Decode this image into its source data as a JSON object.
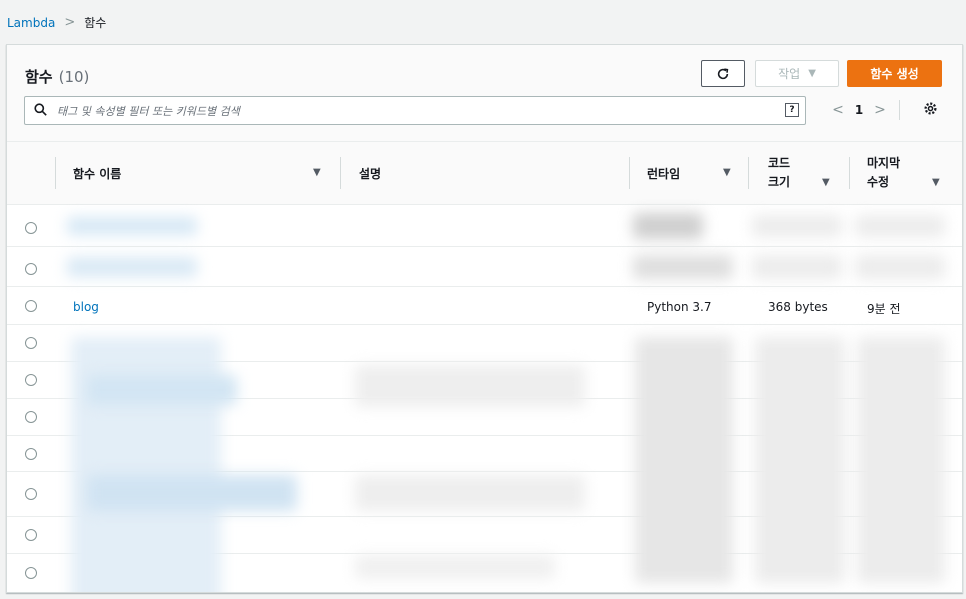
{
  "breadcrumb": {
    "root": "Lambda",
    "separator": ">",
    "current": "함수"
  },
  "panel": {
    "title": "함수",
    "count": "(10)",
    "refresh_icon": "refresh-icon",
    "actions_label": "작업",
    "actions_caret": "▼",
    "create_label": "함수 생성"
  },
  "search": {
    "placeholder": "태그 및 속성별 필터 또는 키워드별 검색",
    "help": "?"
  },
  "pagination": {
    "prev": "<",
    "page": "1",
    "next": ">"
  },
  "table": {
    "columns": {
      "name": "함수 이름",
      "description": "설명",
      "runtime": "런타임",
      "code_size_1": "코드",
      "code_size_2": "크기",
      "modified_1": "마지막",
      "modified_2": "수정"
    },
    "sort_glyph": "▼",
    "visible_row": {
      "name": "blog",
      "runtime": "Python 3.7",
      "code_size": "368 bytes",
      "modified": "9분 전"
    }
  },
  "colors": {
    "link": "#0073bb",
    "primary": "#ec7211",
    "header_bg": "#fafafa"
  }
}
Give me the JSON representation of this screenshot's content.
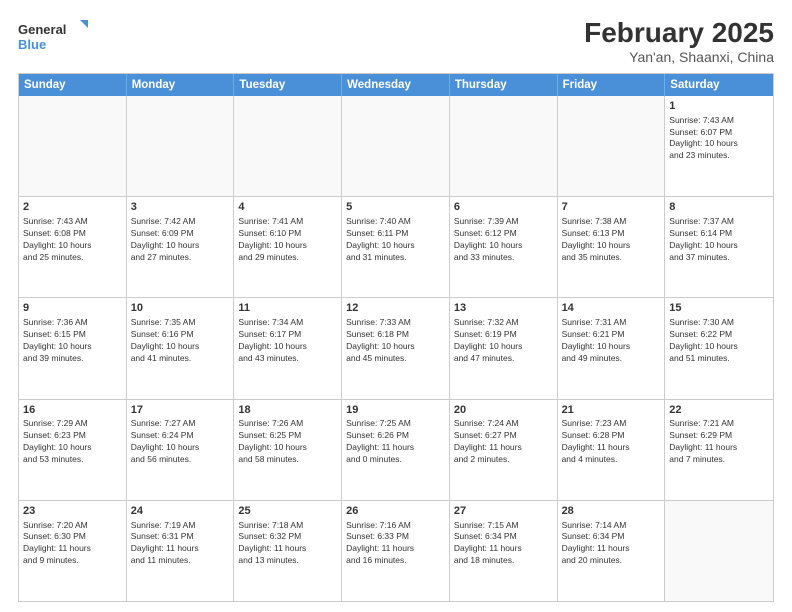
{
  "header": {
    "logo": {
      "line1": "General",
      "line2": "Blue"
    },
    "title": "February 2025",
    "location": "Yan'an, Shaanxi, China"
  },
  "weekdays": [
    "Sunday",
    "Monday",
    "Tuesday",
    "Wednesday",
    "Thursday",
    "Friday",
    "Saturday"
  ],
  "weeks": [
    [
      {
        "day": "",
        "empty": true
      },
      {
        "day": "",
        "empty": true
      },
      {
        "day": "",
        "empty": true
      },
      {
        "day": "",
        "empty": true
      },
      {
        "day": "",
        "empty": true
      },
      {
        "day": "",
        "empty": true
      },
      {
        "day": "1",
        "lines": [
          "Sunrise: 7:43 AM",
          "Sunset: 6:07 PM",
          "Daylight: 10 hours",
          "and 23 minutes."
        ]
      }
    ],
    [
      {
        "day": "2",
        "lines": [
          "Sunrise: 7:43 AM",
          "Sunset: 6:08 PM",
          "Daylight: 10 hours",
          "and 25 minutes."
        ]
      },
      {
        "day": "3",
        "lines": [
          "Sunrise: 7:42 AM",
          "Sunset: 6:09 PM",
          "Daylight: 10 hours",
          "and 27 minutes."
        ]
      },
      {
        "day": "4",
        "lines": [
          "Sunrise: 7:41 AM",
          "Sunset: 6:10 PM",
          "Daylight: 10 hours",
          "and 29 minutes."
        ]
      },
      {
        "day": "5",
        "lines": [
          "Sunrise: 7:40 AM",
          "Sunset: 6:11 PM",
          "Daylight: 10 hours",
          "and 31 minutes."
        ]
      },
      {
        "day": "6",
        "lines": [
          "Sunrise: 7:39 AM",
          "Sunset: 6:12 PM",
          "Daylight: 10 hours",
          "and 33 minutes."
        ]
      },
      {
        "day": "7",
        "lines": [
          "Sunrise: 7:38 AM",
          "Sunset: 6:13 PM",
          "Daylight: 10 hours",
          "and 35 minutes."
        ]
      },
      {
        "day": "8",
        "lines": [
          "Sunrise: 7:37 AM",
          "Sunset: 6:14 PM",
          "Daylight: 10 hours",
          "and 37 minutes."
        ]
      }
    ],
    [
      {
        "day": "9",
        "lines": [
          "Sunrise: 7:36 AM",
          "Sunset: 6:15 PM",
          "Daylight: 10 hours",
          "and 39 minutes."
        ]
      },
      {
        "day": "10",
        "lines": [
          "Sunrise: 7:35 AM",
          "Sunset: 6:16 PM",
          "Daylight: 10 hours",
          "and 41 minutes."
        ]
      },
      {
        "day": "11",
        "lines": [
          "Sunrise: 7:34 AM",
          "Sunset: 6:17 PM",
          "Daylight: 10 hours",
          "and 43 minutes."
        ]
      },
      {
        "day": "12",
        "lines": [
          "Sunrise: 7:33 AM",
          "Sunset: 6:18 PM",
          "Daylight: 10 hours",
          "and 45 minutes."
        ]
      },
      {
        "day": "13",
        "lines": [
          "Sunrise: 7:32 AM",
          "Sunset: 6:19 PM",
          "Daylight: 10 hours",
          "and 47 minutes."
        ]
      },
      {
        "day": "14",
        "lines": [
          "Sunrise: 7:31 AM",
          "Sunset: 6:21 PM",
          "Daylight: 10 hours",
          "and 49 minutes."
        ]
      },
      {
        "day": "15",
        "lines": [
          "Sunrise: 7:30 AM",
          "Sunset: 6:22 PM",
          "Daylight: 10 hours",
          "and 51 minutes."
        ]
      }
    ],
    [
      {
        "day": "16",
        "lines": [
          "Sunrise: 7:29 AM",
          "Sunset: 6:23 PM",
          "Daylight: 10 hours",
          "and 53 minutes."
        ]
      },
      {
        "day": "17",
        "lines": [
          "Sunrise: 7:27 AM",
          "Sunset: 6:24 PM",
          "Daylight: 10 hours",
          "and 56 minutes."
        ]
      },
      {
        "day": "18",
        "lines": [
          "Sunrise: 7:26 AM",
          "Sunset: 6:25 PM",
          "Daylight: 10 hours",
          "and 58 minutes."
        ]
      },
      {
        "day": "19",
        "lines": [
          "Sunrise: 7:25 AM",
          "Sunset: 6:26 PM",
          "Daylight: 11 hours",
          "and 0 minutes."
        ]
      },
      {
        "day": "20",
        "lines": [
          "Sunrise: 7:24 AM",
          "Sunset: 6:27 PM",
          "Daylight: 11 hours",
          "and 2 minutes."
        ]
      },
      {
        "day": "21",
        "lines": [
          "Sunrise: 7:23 AM",
          "Sunset: 6:28 PM",
          "Daylight: 11 hours",
          "and 4 minutes."
        ]
      },
      {
        "day": "22",
        "lines": [
          "Sunrise: 7:21 AM",
          "Sunset: 6:29 PM",
          "Daylight: 11 hours",
          "and 7 minutes."
        ]
      }
    ],
    [
      {
        "day": "23",
        "lines": [
          "Sunrise: 7:20 AM",
          "Sunset: 6:30 PM",
          "Daylight: 11 hours",
          "and 9 minutes."
        ]
      },
      {
        "day": "24",
        "lines": [
          "Sunrise: 7:19 AM",
          "Sunset: 6:31 PM",
          "Daylight: 11 hours",
          "and 11 minutes."
        ]
      },
      {
        "day": "25",
        "lines": [
          "Sunrise: 7:18 AM",
          "Sunset: 6:32 PM",
          "Daylight: 11 hours",
          "and 13 minutes."
        ]
      },
      {
        "day": "26",
        "lines": [
          "Sunrise: 7:16 AM",
          "Sunset: 6:33 PM",
          "Daylight: 11 hours",
          "and 16 minutes."
        ]
      },
      {
        "day": "27",
        "lines": [
          "Sunrise: 7:15 AM",
          "Sunset: 6:34 PM",
          "Daylight: 11 hours",
          "and 18 minutes."
        ]
      },
      {
        "day": "28",
        "lines": [
          "Sunrise: 7:14 AM",
          "Sunset: 6:34 PM",
          "Daylight: 11 hours",
          "and 20 minutes."
        ]
      },
      {
        "day": "",
        "empty": true
      }
    ]
  ]
}
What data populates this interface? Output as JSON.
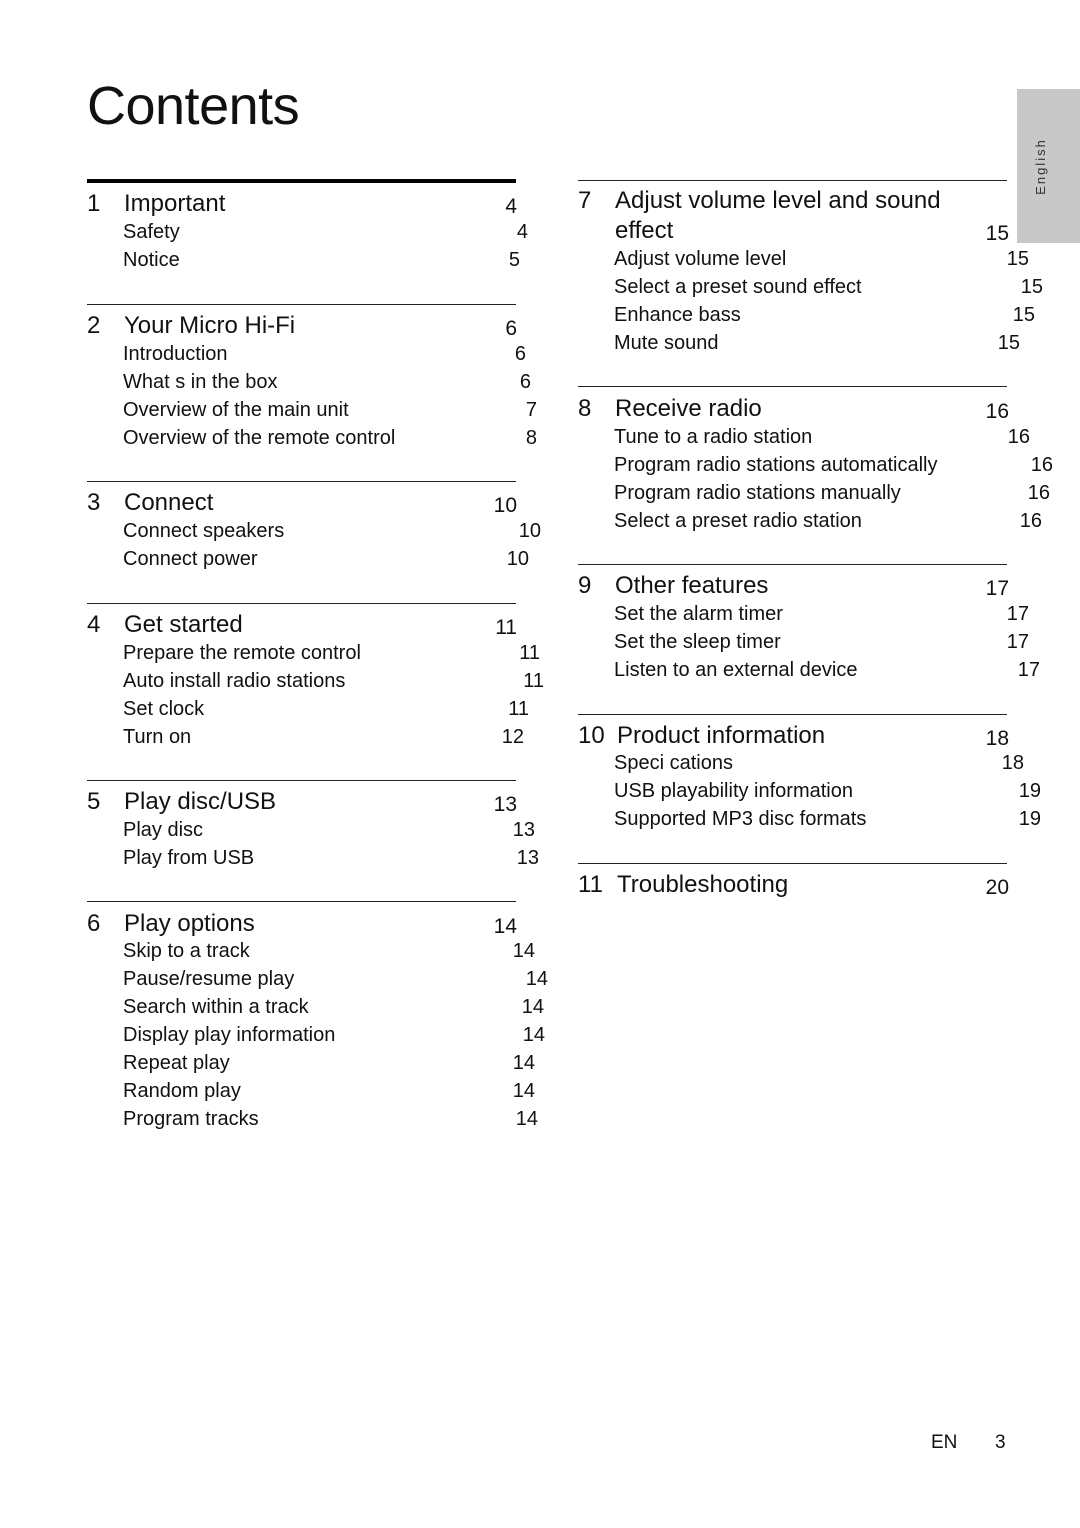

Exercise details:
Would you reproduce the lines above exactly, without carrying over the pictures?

Response area:
Decode this image into its source data as a JSON object.
{
  "breadcrumb": {
    "root": "Lambda",
    "separator": ">",
    "current": "함수"
  },
  "panel": {
    "title": "함수",
    "count": "(10)",
    "refresh_icon": "refresh-icon",
    "actions_label": "작업",
    "actions_caret": "▼",
    "create_label": "함수 생성"
  },
  "search": {
    "placeholder": "태그 및 속성별 필터 또는 키워드별 검색",
    "help": "?"
  },
  "pagination": {
    "prev": "<",
    "page": "1",
    "next": ">"
  },
  "table": {
    "columns": {
      "name": "함수 이름",
      "description": "설명",
      "runtime": "런타임",
      "code_size_1": "코드",
      "code_size_2": "크기",
      "modified_1": "마지막",
      "modified_2": "수정"
    },
    "sort_glyph": "▼",
    "visible_row": {
      "name": "blog",
      "runtime": "Python 3.7",
      "code_size": "368 bytes",
      "modified": "9분 전"
    }
  },
  "colors": {
    "link": "#0073bb",
    "primary": "#ec7211",
    "header_bg": "#fafafa"
  }
}
Give me the JSON representation of this screenshot's content.
{
  "header": {
    "logo": {
      "line1": "General",
      "line2": "Blue"
    },
    "title": "February 2025",
    "location": "Yan'an, Shaanxi, China"
  },
  "weekdays": [
    "Sunday",
    "Monday",
    "Tuesday",
    "Wednesday",
    "Thursday",
    "Friday",
    "Saturday"
  ],
  "weeks": [
    [
      {
        "day": "",
        "empty": true
      },
      {
        "day": "",
        "empty": true
      },
      {
        "day": "",
        "empty": true
      },
      {
        "day": "",
        "empty": true
      },
      {
        "day": "",
        "empty": true
      },
      {
        "day": "",
        "empty": true
      },
      {
        "day": "1",
        "lines": [
          "Sunrise: 7:43 AM",
          "Sunset: 6:07 PM",
          "Daylight: 10 hours",
          "and 23 minutes."
        ]
      }
    ],
    [
      {
        "day": "2",
        "lines": [
          "Sunrise: 7:43 AM",
          "Sunset: 6:08 PM",
          "Daylight: 10 hours",
          "and 25 minutes."
        ]
      },
      {
        "day": "3",
        "lines": [
          "Sunrise: 7:42 AM",
          "Sunset: 6:09 PM",
          "Daylight: 10 hours",
          "and 27 minutes."
        ]
      },
      {
        "day": "4",
        "lines": [
          "Sunrise: 7:41 AM",
          "Sunset: 6:10 PM",
          "Daylight: 10 hours",
          "and 29 minutes."
        ]
      },
      {
        "day": "5",
        "lines": [
          "Sunrise: 7:40 AM",
          "Sunset: 6:11 PM",
          "Daylight: 10 hours",
          "and 31 minutes."
        ]
      },
      {
        "day": "6",
        "lines": [
          "Sunrise: 7:39 AM",
          "Sunset: 6:12 PM",
          "Daylight: 10 hours",
          "and 33 minutes."
        ]
      },
      {
        "day": "7",
        "lines": [
          "Sunrise: 7:38 AM",
          "Sunset: 6:13 PM",
          "Daylight: 10 hours",
          "and 35 minutes."
        ]
      },
      {
        "day": "8",
        "lines": [
          "Sunrise: 7:37 AM",
          "Sunset: 6:14 PM",
          "Daylight: 10 hours",
          "and 37 minutes."
        ]
      }
    ],
    [
      {
        "day": "9",
        "lines": [
          "Sunrise: 7:36 AM",
          "Sunset: 6:15 PM",
          "Daylight: 10 hours",
          "and 39 minutes."
        ]
      },
      {
        "day": "10",
        "lines": [
          "Sunrise: 7:35 AM",
          "Sunset: 6:16 PM",
          "Daylight: 10 hours",
          "and 41 minutes."
        ]
      },
      {
        "day": "11",
        "lines": [
          "Sunrise: 7:34 AM",
          "Sunset: 6:17 PM",
          "Daylight: 10 hours",
          "and 43 minutes."
        ]
      },
      {
        "day": "12",
        "lines": [
          "Sunrise: 7:33 AM",
          "Sunset: 6:18 PM",
          "Daylight: 10 hours",
          "and 45 minutes."
        ]
      },
      {
        "day": "13",
        "lines": [
          "Sunrise: 7:32 AM",
          "Sunset: 6:19 PM",
          "Daylight: 10 hours",
          "and 47 minutes."
        ]
      },
      {
        "day": "14",
        "lines": [
          "Sunrise: 7:31 AM",
          "Sunset: 6:21 PM",
          "Daylight: 10 hours",
          "and 49 minutes."
        ]
      },
      {
        "day": "15",
        "lines": [
          "Sunrise: 7:30 AM",
          "Sunset: 6:22 PM",
          "Daylight: 10 hours",
          "and 51 minutes."
        ]
      }
    ],
    [
      {
        "day": "16",
        "lines": [
          "Sunrise: 7:29 AM",
          "Sunset: 6:23 PM",
          "Daylight: 10 hours",
          "and 53 minutes."
        ]
      },
      {
        "day": "17",
        "lines": [
          "Sunrise: 7:27 AM",
          "Sunset: 6:24 PM",
          "Daylight: 10 hours",
          "and 56 minutes."
        ]
      },
      {
        "day": "18",
        "lines": [
          "Sunrise: 7:26 AM",
          "Sunset: 6:25 PM",
          "Daylight: 10 hours",
          "and 58 minutes."
        ]
      },
      {
        "day": "19",
        "lines": [
          "Sunrise: 7:25 AM",
          "Sunset: 6:26 PM",
          "Daylight: 11 hours",
          "and 0 minutes."
        ]
      },
      {
        "day": "20",
        "lines": [
          "Sunrise: 7:24 AM",
          "Sunset: 6:27 PM",
          "Daylight: 11 hours",
          "and 2 minutes."
        ]
      },
      {
        "day": "21",
        "lines": [
          "Sunrise: 7:23 AM",
          "Sunset: 6:28 PM",
          "Daylight: 11 hours",
          "and 4 minutes."
        ]
      },
      {
        "day": "22",
        "lines": [
          "Sunrise: 7:21 AM",
          "Sunset: 6:29 PM",
          "Daylight: 11 hours",
          "and 7 minutes."
        ]
      }
    ],
    [
      {
        "day": "23",
        "lines": [
          "Sunrise: 7:20 AM",
          "Sunset: 6:30 PM",
          "Daylight: 11 hours",
          "and 9 minutes."
        ]
      },
      {
        "day": "24",
        "lines": [
          "Sunrise: 7:19 AM",
          "Sunset: 6:31 PM",
          "Daylight: 11 hours",
          "and 11 minutes."
        ]
      },
      {
        "day": "25",
        "lines": [
          "Sunrise: 7:18 AM",
          "Sunset: 6:32 PM",
          "Daylight: 11 hours",
          "and 13 minutes."
        ]
      },
      {
        "day": "26",
        "lines": [
          "Sunrise: 7:16 AM",
          "Sunset: 6:33 PM",
          "Daylight: 11 hours",
          "and 16 minutes."
        ]
      },
      {
        "day": "27",
        "lines": [
          "Sunrise: 7:15 AM",
          "Sunset: 6:34 PM",
          "Daylight: 11 hours",
          "and 18 minutes."
        ]
      },
      {
        "day": "28",
        "lines": [
          "Sunrise: 7:14 AM",
          "Sunset: 6:34 PM",
          "Daylight: 11 hours",
          "and 20 minutes."
        ]
      },
      {
        "day": "",
        "empty": true
      }
    ]
  ]
}
What data populates this interface? Output as JSON.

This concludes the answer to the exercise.